[Source data]
════════
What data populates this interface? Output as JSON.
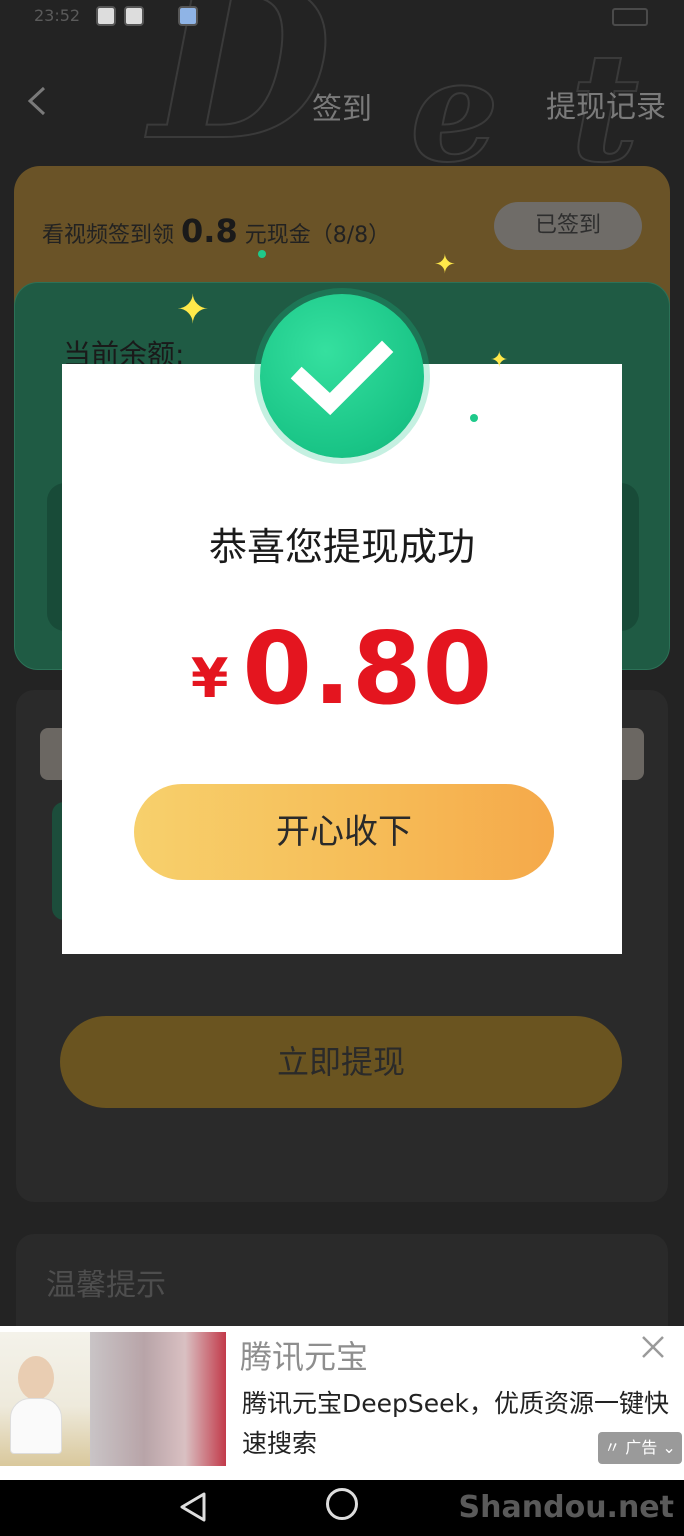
{
  "status_bar": {
    "time": "23:52"
  },
  "header": {
    "title": "签到",
    "right_link": "提现记录"
  },
  "checkin": {
    "prefix": "看视频签到领",
    "amount": "0.8",
    "suffix": "元现金（8/8）",
    "status_button": "已签到"
  },
  "balance": {
    "label": "当前余额:"
  },
  "withdraw_button": "立即提现",
  "tips": {
    "title": "温馨提示"
  },
  "modal": {
    "title": "恭喜您提现成功",
    "currency": "¥",
    "amount": "0.80",
    "accept_button": "开心收下"
  },
  "ad": {
    "title": "腾讯元宝",
    "description": "腾讯元宝DeepSeek，优质资源一键快速搜索",
    "badge": "广告",
    "badge_icon": "sound-wave-icon",
    "close_icon": "close-icon"
  },
  "watermark": "Shandou.net",
  "colors": {
    "success_green": "#19c486",
    "amount_red": "#e4151f",
    "button_yellow": "#f6bd58"
  }
}
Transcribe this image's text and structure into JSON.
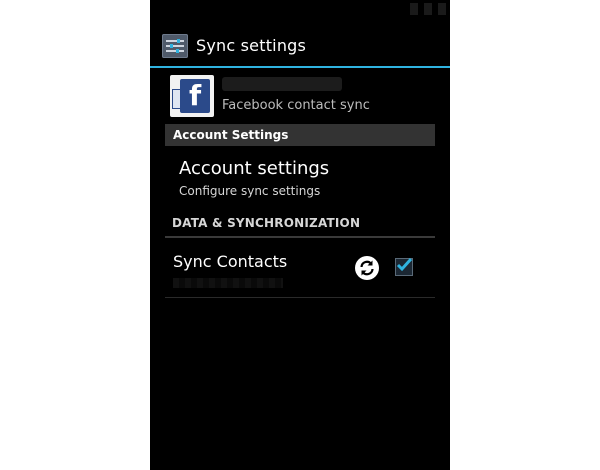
{
  "action_bar": {
    "title": "Sync settings",
    "icon": "settings-sliders-icon"
  },
  "account": {
    "logo": "facebook-logo",
    "subtitle": "Facebook contact sync"
  },
  "section_account": {
    "label": "Account Settings"
  },
  "account_settings_item": {
    "title": "Account settings",
    "summary": "Configure sync settings"
  },
  "section_data": {
    "label": "DATA & SYNCHRONIZATION"
  },
  "sync_contacts": {
    "title": "Sync Contacts",
    "sync_icon": "sync-refresh-icon",
    "checked": true
  },
  "colors": {
    "accent": "#2fb3e0",
    "background": "#000000",
    "section_bar": "#333333"
  }
}
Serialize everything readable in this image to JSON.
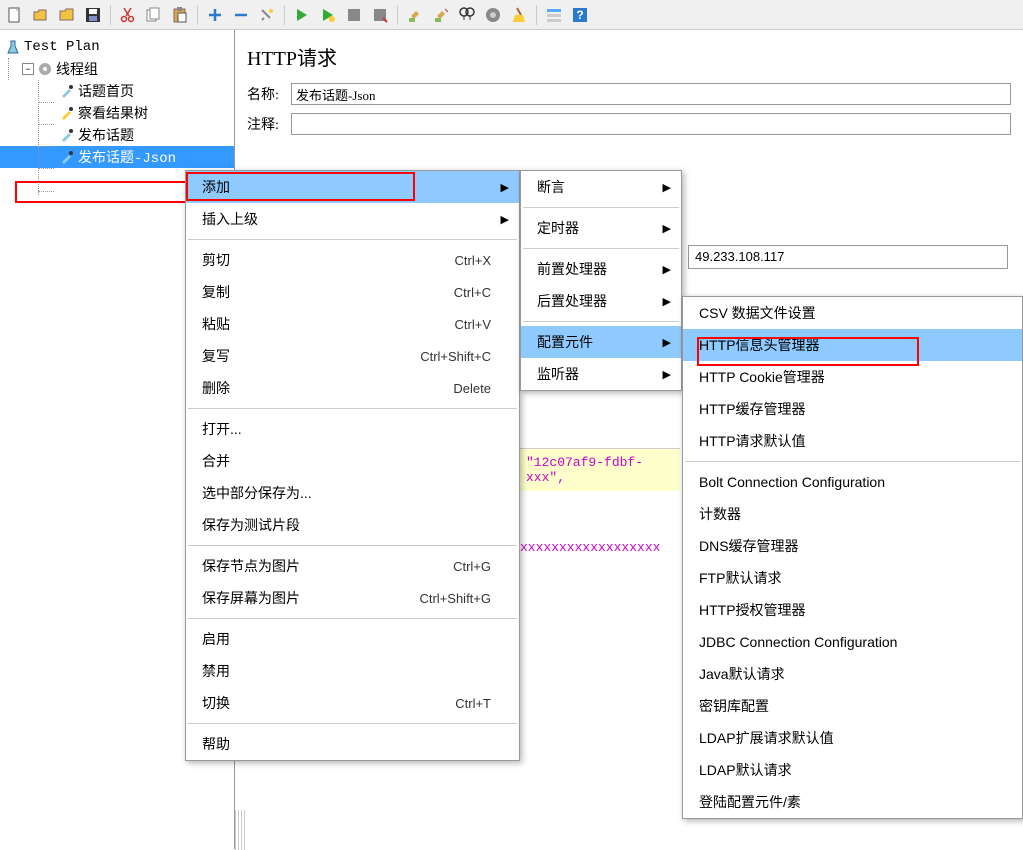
{
  "toolbar_icons": [
    "new",
    "open",
    "folder",
    "save",
    "sep",
    "cut",
    "copy",
    "paste",
    "sep",
    "plus",
    "minus",
    "wand",
    "sep",
    "play",
    "play-check",
    "stop",
    "stop-all",
    "sep",
    "broom",
    "broom-all",
    "find",
    "gear",
    "tips",
    "sep",
    "list",
    "help"
  ],
  "tree": {
    "root": "Test Plan",
    "thread_group": "线程组",
    "items": [
      "话题首页",
      "察看结果树",
      "发布话题",
      "发布话题-Json"
    ]
  },
  "panel": {
    "title": "HTTP请求",
    "name_label": "名称:",
    "name_value": "发布话题-Json",
    "comment_label": "注释:",
    "comment_value": ""
  },
  "ip_value": "49.233.108.117",
  "code": {
    "line1": "\"12c07af9-fdbf-",
    "line2": "xxx\",",
    "overflow": "xxxxxxxxxxxxxxxxxx"
  },
  "menu1": [
    {
      "label": "添加",
      "arrow": true,
      "hl": true
    },
    {
      "label": "插入上级",
      "arrow": true
    },
    {
      "sep": true
    },
    {
      "label": "剪切",
      "shortcut": "Ctrl+X"
    },
    {
      "label": "复制",
      "shortcut": "Ctrl+C"
    },
    {
      "label": "粘贴",
      "shortcut": "Ctrl+V"
    },
    {
      "label": "复写",
      "shortcut": "Ctrl+Shift+C"
    },
    {
      "label": "删除",
      "shortcut": "Delete"
    },
    {
      "sep": true
    },
    {
      "label": "打开..."
    },
    {
      "label": "合并"
    },
    {
      "label": "选中部分保存为..."
    },
    {
      "label": "保存为测试片段"
    },
    {
      "sep": true
    },
    {
      "label": "保存节点为图片",
      "shortcut": "Ctrl+G"
    },
    {
      "label": "保存屏幕为图片",
      "shortcut": "Ctrl+Shift+G"
    },
    {
      "sep": true
    },
    {
      "label": "启用"
    },
    {
      "label": "禁用"
    },
    {
      "label": "切换",
      "shortcut": "Ctrl+T"
    },
    {
      "sep": true
    },
    {
      "label": "帮助"
    }
  ],
  "menu2": [
    {
      "label": "断言",
      "arrow": true
    },
    {
      "sep": true
    },
    {
      "label": "定时器",
      "arrow": true
    },
    {
      "sep": true
    },
    {
      "label": "前置处理器",
      "arrow": true
    },
    {
      "label": "后置处理器",
      "arrow": true
    },
    {
      "sep": true
    },
    {
      "label": "配置元件",
      "arrow": true,
      "hl": true
    },
    {
      "label": "监听器",
      "arrow": true
    }
  ],
  "menu3": [
    {
      "label": "CSV 数据文件设置"
    },
    {
      "label": "HTTP信息头管理器",
      "hl": true
    },
    {
      "label": "HTTP Cookie管理器"
    },
    {
      "label": "HTTP缓存管理器"
    },
    {
      "label": "HTTP请求默认值"
    },
    {
      "sep": true
    },
    {
      "label": "Bolt Connection Configuration"
    },
    {
      "label": "计数器"
    },
    {
      "label": "DNS缓存管理器"
    },
    {
      "label": "FTP默认请求"
    },
    {
      "label": "HTTP授权管理器"
    },
    {
      "label": "JDBC Connection Configuration"
    },
    {
      "label": "Java默认请求"
    },
    {
      "label": "密钥库配置"
    },
    {
      "label": "LDAP扩展请求默认值"
    },
    {
      "label": "LDAP默认请求"
    },
    {
      "label": "登陆配置元件/素"
    }
  ]
}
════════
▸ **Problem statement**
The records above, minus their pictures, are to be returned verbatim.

▸ **Output of the exercise**
What data populates this interface? Output as JSON.
{
  "status_bar": {
    "time": "23:52"
  },
  "header": {
    "title": "签到",
    "right_link": "提现记录"
  },
  "checkin": {
    "prefix": "看视频签到领",
    "amount": "0.8",
    "suffix": "元现金（8/8）",
    "status_button": "已签到"
  },
  "balance": {
    "label": "当前余额:"
  },
  "withdraw_button": "立即提现",
  "tips": {
    "title": "温馨提示"
  },
  "modal": {
    "title": "恭喜您提现成功",
    "currency": "¥",
    "amount": "0.80",
    "accept_button": "开心收下"
  },
  "ad": {
    "title": "腾讯元宝",
    "description": "腾讯元宝DeepSeek，优质资源一键快速搜索",
    "badge": "广告",
    "badge_icon": "sound-wave-icon",
    "close_icon": "close-icon"
  },
  "watermark": "Shandou.net",
  "colors": {
    "success_green": "#19c486",
    "amount_red": "#e4151f",
    "button_yellow": "#f6bd58"
  }
}
Transcribe this image's text and structure into JSON.
{
  "action_bar": {
    "title": "Sync settings",
    "icon": "settings-sliders-icon"
  },
  "account": {
    "logo": "facebook-logo",
    "subtitle": "Facebook contact sync"
  },
  "section_account": {
    "label": "Account Settings"
  },
  "account_settings_item": {
    "title": "Account settings",
    "summary": "Configure sync settings"
  },
  "section_data": {
    "label": "DATA & SYNCHRONIZATION"
  },
  "sync_contacts": {
    "title": "Sync Contacts",
    "sync_icon": "sync-refresh-icon",
    "checked": true
  },
  "colors": {
    "accent": "#2fb3e0",
    "background": "#000000",
    "section_bar": "#333333"
  }
}
Serialize everything readable in this image to JSON.
{
  "toolbar_icons": [
    "new",
    "open",
    "folder",
    "save",
    "sep",
    "cut",
    "copy",
    "paste",
    "sep",
    "plus",
    "minus",
    "wand",
    "sep",
    "play",
    "play-check",
    "stop",
    "stop-all",
    "sep",
    "broom",
    "broom-all",
    "find",
    "gear",
    "tips",
    "sep",
    "list",
    "help"
  ],
  "tree": {
    "root": "Test Plan",
    "thread_group": "线程组",
    "items": [
      "话题首页",
      "察看结果树",
      "发布话题",
      "发布话题-Json"
    ]
  },
  "panel": {
    "title": "HTTP请求",
    "name_label": "名称:",
    "name_value": "发布话题-Json",
    "comment_label": "注释:",
    "comment_value": ""
  },
  "ip_value": "49.233.108.117",
  "code": {
    "line1": "\"12c07af9-fdbf-",
    "line2": "xxx\",",
    "overflow": "xxxxxxxxxxxxxxxxxx"
  },
  "menu1": [
    {
      "label": "添加",
      "arrow": true,
      "hl": true
    },
    {
      "label": "插入上级",
      "arrow": true
    },
    {
      "sep": true
    },
    {
      "label": "剪切",
      "shortcut": "Ctrl+X"
    },
    {
      "label": "复制",
      "shortcut": "Ctrl+C"
    },
    {
      "label": "粘贴",
      "shortcut": "Ctrl+V"
    },
    {
      "label": "复写",
      "shortcut": "Ctrl+Shift+C"
    },
    {
      "label": "删除",
      "shortcut": "Delete"
    },
    {
      "sep": true
    },
    {
      "label": "打开..."
    },
    {
      "label": "合并"
    },
    {
      "label": "选中部分保存为..."
    },
    {
      "label": "保存为测试片段"
    },
    {
      "sep": true
    },
    {
      "label": "保存节点为图片",
      "shortcut": "Ctrl+G"
    },
    {
      "label": "保存屏幕为图片",
      "shortcut": "Ctrl+Shift+G"
    },
    {
      "sep": true
    },
    {
      "label": "启用"
    },
    {
      "label": "禁用"
    },
    {
      "label": "切换",
      "shortcut": "Ctrl+T"
    },
    {
      "sep": true
    },
    {
      "label": "帮助"
    }
  ],
  "menu2": [
    {
      "label": "断言",
      "arrow": true
    },
    {
      "sep": true
    },
    {
      "label": "定时器",
      "arrow": true
    },
    {
      "sep": true
    },
    {
      "label": "前置处理器",
      "arrow": true
    },
    {
      "label": "后置处理器",
      "arrow": true
    },
    {
      "sep": true
    },
    {
      "label": "配置元件",
      "arrow": true,
      "hl": true
    },
    {
      "label": "监听器",
      "arrow": true
    }
  ],
  "menu3": [
    {
      "label": "CSV 数据文件设置"
    },
    {
      "label": "HTTP信息头管理器",
      "hl": true
    },
    {
      "label": "HTTP Cookie管理器"
    },
    {
      "label": "HTTP缓存管理器"
    },
    {
      "label": "HTTP请求默认值"
    },
    {
      "sep": true
    },
    {
      "label": "Bolt Connection Configuration"
    },
    {
      "label": "计数器"
    },
    {
      "label": "DNS缓存管理器"
    },
    {
      "label": "FTP默认请求"
    },
    {
      "label": "HTTP授权管理器"
    },
    {
      "label": "JDBC Connection Configuration"
    },
    {
      "label": "Java默认请求"
    },
    {
      "label": "密钥库配置"
    },
    {
      "label": "LDAP扩展请求默认值"
    },
    {
      "label": "LDAP默认请求"
    },
    {
      "label": "登陆配置元件/素"
    }
  ]
}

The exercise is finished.